Data about app and page elements:
........

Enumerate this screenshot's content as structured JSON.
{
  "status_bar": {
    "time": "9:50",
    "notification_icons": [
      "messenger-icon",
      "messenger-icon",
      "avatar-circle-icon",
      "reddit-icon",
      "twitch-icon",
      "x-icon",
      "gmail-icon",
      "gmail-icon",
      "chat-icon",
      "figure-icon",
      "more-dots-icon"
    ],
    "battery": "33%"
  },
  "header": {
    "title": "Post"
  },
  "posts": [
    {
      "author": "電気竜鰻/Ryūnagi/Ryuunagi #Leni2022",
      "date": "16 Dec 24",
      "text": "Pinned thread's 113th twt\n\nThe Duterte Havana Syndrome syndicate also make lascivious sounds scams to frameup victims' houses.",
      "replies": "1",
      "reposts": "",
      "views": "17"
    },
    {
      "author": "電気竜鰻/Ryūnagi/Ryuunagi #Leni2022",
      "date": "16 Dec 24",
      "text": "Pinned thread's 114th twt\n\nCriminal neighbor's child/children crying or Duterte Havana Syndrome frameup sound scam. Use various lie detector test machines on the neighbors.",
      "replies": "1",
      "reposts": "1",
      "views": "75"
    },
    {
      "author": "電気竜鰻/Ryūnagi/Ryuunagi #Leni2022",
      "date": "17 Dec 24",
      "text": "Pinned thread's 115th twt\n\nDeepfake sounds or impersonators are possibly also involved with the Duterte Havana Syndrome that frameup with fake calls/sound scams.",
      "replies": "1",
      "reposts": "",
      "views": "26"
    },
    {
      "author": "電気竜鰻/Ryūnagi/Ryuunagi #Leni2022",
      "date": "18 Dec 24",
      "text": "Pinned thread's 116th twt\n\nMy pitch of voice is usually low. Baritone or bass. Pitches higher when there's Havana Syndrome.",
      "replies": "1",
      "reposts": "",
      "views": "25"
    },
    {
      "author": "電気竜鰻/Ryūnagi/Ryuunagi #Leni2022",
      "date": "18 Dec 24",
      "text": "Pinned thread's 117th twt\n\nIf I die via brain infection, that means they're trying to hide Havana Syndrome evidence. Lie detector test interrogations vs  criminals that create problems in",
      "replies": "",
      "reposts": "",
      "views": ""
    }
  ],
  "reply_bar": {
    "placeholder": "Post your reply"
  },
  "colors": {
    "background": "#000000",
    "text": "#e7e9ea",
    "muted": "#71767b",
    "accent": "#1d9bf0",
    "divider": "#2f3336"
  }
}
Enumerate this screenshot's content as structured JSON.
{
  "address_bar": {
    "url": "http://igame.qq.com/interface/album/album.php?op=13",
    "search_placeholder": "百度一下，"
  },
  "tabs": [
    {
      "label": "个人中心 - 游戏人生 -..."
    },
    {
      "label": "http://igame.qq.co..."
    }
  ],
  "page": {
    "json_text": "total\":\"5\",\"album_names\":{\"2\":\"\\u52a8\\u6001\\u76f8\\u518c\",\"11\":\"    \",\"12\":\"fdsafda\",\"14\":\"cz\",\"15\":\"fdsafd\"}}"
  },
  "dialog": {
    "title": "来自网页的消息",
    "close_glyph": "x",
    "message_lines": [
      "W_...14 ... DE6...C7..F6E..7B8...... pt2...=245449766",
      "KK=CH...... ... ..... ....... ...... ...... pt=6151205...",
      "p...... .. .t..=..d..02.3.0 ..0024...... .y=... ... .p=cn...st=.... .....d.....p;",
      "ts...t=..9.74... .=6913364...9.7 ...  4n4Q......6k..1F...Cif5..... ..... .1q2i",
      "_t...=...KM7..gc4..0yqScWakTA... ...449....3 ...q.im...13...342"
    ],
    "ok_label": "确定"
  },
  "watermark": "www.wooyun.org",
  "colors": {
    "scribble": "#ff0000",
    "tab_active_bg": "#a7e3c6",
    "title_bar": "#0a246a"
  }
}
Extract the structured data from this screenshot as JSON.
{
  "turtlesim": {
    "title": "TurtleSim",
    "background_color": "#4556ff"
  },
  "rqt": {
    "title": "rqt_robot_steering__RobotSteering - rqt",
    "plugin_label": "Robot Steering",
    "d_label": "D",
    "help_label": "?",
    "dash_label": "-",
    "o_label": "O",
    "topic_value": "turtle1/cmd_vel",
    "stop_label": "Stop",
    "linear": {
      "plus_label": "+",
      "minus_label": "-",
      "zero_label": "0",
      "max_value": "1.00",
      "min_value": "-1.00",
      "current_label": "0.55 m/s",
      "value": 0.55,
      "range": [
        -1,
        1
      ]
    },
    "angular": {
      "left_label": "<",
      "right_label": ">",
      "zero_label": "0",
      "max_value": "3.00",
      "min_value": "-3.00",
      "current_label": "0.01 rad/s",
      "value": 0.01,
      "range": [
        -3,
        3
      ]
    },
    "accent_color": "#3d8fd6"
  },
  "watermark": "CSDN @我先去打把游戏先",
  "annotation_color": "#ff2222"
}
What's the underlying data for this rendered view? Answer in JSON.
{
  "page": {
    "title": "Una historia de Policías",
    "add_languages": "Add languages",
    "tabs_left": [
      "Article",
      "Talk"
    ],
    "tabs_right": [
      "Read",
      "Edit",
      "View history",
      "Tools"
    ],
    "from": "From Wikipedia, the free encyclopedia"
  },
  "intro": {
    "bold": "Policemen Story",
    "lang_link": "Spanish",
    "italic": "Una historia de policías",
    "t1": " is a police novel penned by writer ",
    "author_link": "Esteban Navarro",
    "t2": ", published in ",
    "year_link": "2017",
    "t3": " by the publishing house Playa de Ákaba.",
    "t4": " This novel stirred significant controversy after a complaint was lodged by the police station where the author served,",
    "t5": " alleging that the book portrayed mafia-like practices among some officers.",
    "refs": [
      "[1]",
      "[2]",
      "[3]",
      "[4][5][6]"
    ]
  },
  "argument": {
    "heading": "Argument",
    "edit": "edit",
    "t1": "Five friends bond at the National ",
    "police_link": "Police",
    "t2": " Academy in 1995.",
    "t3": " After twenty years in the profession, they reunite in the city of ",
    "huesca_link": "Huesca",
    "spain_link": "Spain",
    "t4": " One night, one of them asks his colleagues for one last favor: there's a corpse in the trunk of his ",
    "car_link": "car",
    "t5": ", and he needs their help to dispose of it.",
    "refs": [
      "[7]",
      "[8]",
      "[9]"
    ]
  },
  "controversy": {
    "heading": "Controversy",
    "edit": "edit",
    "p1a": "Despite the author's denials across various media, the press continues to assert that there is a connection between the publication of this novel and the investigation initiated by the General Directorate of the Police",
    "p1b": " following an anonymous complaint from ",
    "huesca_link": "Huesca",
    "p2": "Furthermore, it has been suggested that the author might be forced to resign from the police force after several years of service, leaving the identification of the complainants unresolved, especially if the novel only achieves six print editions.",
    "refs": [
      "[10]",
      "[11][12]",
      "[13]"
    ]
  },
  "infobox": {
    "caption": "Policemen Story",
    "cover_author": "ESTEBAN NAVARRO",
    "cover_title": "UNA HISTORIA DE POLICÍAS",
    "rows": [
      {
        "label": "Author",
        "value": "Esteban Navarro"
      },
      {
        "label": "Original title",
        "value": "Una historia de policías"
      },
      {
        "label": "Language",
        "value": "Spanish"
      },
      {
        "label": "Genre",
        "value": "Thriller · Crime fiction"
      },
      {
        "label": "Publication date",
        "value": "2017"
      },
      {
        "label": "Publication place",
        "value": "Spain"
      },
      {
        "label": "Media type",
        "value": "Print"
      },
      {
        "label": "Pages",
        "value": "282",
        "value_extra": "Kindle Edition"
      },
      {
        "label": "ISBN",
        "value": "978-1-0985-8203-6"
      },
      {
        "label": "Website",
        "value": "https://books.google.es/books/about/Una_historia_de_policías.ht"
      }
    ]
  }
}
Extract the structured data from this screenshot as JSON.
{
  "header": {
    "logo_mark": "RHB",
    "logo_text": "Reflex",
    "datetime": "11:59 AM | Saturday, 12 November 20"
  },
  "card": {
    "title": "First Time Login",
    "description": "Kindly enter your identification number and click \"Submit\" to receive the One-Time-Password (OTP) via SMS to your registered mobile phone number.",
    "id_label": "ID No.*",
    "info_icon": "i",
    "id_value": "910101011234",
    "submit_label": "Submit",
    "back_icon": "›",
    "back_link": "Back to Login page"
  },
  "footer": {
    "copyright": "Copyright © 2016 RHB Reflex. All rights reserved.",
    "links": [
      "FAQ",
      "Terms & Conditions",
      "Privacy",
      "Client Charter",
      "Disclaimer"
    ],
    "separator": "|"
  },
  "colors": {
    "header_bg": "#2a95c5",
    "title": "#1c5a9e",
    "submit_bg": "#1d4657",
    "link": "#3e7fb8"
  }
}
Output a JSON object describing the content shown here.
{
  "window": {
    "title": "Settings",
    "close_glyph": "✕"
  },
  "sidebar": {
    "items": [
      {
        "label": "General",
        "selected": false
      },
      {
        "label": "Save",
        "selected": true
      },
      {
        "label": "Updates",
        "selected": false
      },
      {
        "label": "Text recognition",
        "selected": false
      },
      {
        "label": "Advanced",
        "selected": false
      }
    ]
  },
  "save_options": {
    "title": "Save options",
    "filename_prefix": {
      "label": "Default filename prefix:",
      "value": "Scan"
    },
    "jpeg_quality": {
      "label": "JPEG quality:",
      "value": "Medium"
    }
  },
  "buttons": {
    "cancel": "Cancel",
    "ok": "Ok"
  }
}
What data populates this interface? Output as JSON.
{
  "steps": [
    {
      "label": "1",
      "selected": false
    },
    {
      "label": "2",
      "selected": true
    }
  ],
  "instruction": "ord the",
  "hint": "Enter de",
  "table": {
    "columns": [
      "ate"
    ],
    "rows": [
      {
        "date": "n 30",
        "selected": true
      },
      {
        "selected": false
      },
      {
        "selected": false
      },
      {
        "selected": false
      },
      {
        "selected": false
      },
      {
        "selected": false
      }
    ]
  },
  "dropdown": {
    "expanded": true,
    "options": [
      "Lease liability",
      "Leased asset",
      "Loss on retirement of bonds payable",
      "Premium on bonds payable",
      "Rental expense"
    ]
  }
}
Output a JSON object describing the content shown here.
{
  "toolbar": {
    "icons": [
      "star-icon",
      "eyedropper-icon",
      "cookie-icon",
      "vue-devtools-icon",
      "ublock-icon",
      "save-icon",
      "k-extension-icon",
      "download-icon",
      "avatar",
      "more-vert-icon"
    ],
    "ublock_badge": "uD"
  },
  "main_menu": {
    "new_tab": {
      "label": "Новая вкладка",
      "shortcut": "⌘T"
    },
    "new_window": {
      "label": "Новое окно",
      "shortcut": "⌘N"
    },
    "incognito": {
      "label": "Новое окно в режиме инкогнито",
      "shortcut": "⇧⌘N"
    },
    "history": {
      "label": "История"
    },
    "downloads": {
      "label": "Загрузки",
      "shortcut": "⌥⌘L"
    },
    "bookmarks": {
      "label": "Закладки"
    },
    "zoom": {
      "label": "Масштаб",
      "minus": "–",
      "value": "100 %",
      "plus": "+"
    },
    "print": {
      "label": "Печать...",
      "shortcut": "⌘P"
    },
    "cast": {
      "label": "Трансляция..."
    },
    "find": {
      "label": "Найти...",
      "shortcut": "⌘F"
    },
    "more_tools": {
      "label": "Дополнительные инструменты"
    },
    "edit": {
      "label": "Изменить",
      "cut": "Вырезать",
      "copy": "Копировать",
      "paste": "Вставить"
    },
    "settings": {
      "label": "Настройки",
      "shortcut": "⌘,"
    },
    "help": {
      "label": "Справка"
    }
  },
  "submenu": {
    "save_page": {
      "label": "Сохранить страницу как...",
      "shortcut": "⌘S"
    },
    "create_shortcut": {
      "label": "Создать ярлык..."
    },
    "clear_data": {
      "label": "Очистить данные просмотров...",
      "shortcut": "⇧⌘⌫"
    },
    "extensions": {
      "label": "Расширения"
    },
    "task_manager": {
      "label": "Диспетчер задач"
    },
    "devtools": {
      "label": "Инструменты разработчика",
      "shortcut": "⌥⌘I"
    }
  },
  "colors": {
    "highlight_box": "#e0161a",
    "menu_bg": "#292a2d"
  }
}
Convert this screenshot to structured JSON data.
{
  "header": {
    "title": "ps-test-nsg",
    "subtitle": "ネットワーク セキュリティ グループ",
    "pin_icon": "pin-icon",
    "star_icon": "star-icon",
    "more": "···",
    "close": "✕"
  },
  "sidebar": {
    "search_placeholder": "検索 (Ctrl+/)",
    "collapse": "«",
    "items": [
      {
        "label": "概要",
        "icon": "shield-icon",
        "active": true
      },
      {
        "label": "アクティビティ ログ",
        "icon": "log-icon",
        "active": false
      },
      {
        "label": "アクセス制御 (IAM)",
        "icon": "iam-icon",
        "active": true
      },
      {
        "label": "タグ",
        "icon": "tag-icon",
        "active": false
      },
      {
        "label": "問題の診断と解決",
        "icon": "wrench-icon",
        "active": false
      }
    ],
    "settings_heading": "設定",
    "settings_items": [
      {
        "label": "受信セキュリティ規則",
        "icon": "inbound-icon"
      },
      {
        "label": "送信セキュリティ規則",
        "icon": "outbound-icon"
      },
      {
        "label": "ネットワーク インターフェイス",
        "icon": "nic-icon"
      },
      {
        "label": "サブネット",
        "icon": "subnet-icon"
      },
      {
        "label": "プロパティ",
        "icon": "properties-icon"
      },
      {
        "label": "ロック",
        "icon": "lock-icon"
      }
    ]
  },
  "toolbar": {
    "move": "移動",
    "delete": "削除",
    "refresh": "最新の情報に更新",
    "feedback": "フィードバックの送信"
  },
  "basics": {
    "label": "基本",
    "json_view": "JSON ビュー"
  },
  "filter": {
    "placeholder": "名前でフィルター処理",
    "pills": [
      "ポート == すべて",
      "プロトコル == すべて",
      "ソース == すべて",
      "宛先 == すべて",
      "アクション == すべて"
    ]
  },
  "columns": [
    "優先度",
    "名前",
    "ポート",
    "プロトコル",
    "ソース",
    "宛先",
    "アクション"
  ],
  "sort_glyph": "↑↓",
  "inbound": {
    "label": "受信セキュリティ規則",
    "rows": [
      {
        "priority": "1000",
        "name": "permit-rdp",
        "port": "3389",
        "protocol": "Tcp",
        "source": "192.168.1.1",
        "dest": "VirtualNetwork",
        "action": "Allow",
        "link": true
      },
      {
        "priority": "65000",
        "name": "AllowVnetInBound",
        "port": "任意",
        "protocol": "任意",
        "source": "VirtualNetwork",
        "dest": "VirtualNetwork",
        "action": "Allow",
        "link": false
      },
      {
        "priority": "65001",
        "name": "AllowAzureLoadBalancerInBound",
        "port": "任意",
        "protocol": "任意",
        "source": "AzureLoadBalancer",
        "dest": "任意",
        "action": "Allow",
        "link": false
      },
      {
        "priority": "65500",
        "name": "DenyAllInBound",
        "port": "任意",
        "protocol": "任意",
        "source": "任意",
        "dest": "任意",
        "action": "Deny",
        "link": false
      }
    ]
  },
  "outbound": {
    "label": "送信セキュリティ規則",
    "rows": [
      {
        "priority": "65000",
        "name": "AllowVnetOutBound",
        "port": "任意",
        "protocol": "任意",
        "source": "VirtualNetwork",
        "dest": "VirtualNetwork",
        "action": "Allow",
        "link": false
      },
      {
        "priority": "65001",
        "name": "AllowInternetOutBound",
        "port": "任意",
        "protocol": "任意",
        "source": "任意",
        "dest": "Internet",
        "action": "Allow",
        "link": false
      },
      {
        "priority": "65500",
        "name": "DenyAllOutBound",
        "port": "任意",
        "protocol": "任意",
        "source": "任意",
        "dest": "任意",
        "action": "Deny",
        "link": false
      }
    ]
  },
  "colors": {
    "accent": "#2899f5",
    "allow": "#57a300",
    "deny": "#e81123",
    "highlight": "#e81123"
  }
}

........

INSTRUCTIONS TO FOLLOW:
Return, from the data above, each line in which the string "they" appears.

ANSWER SECTION:
      "text": "Pinned thread's 117th twt\n\nIf I die via brain infection, that means they're trying to hide Havana Syndrome evidence. Lie detector test interrogations vs  criminals that create problems in",
    "t3": " After twenty years in the profession, they reunite in the city of ",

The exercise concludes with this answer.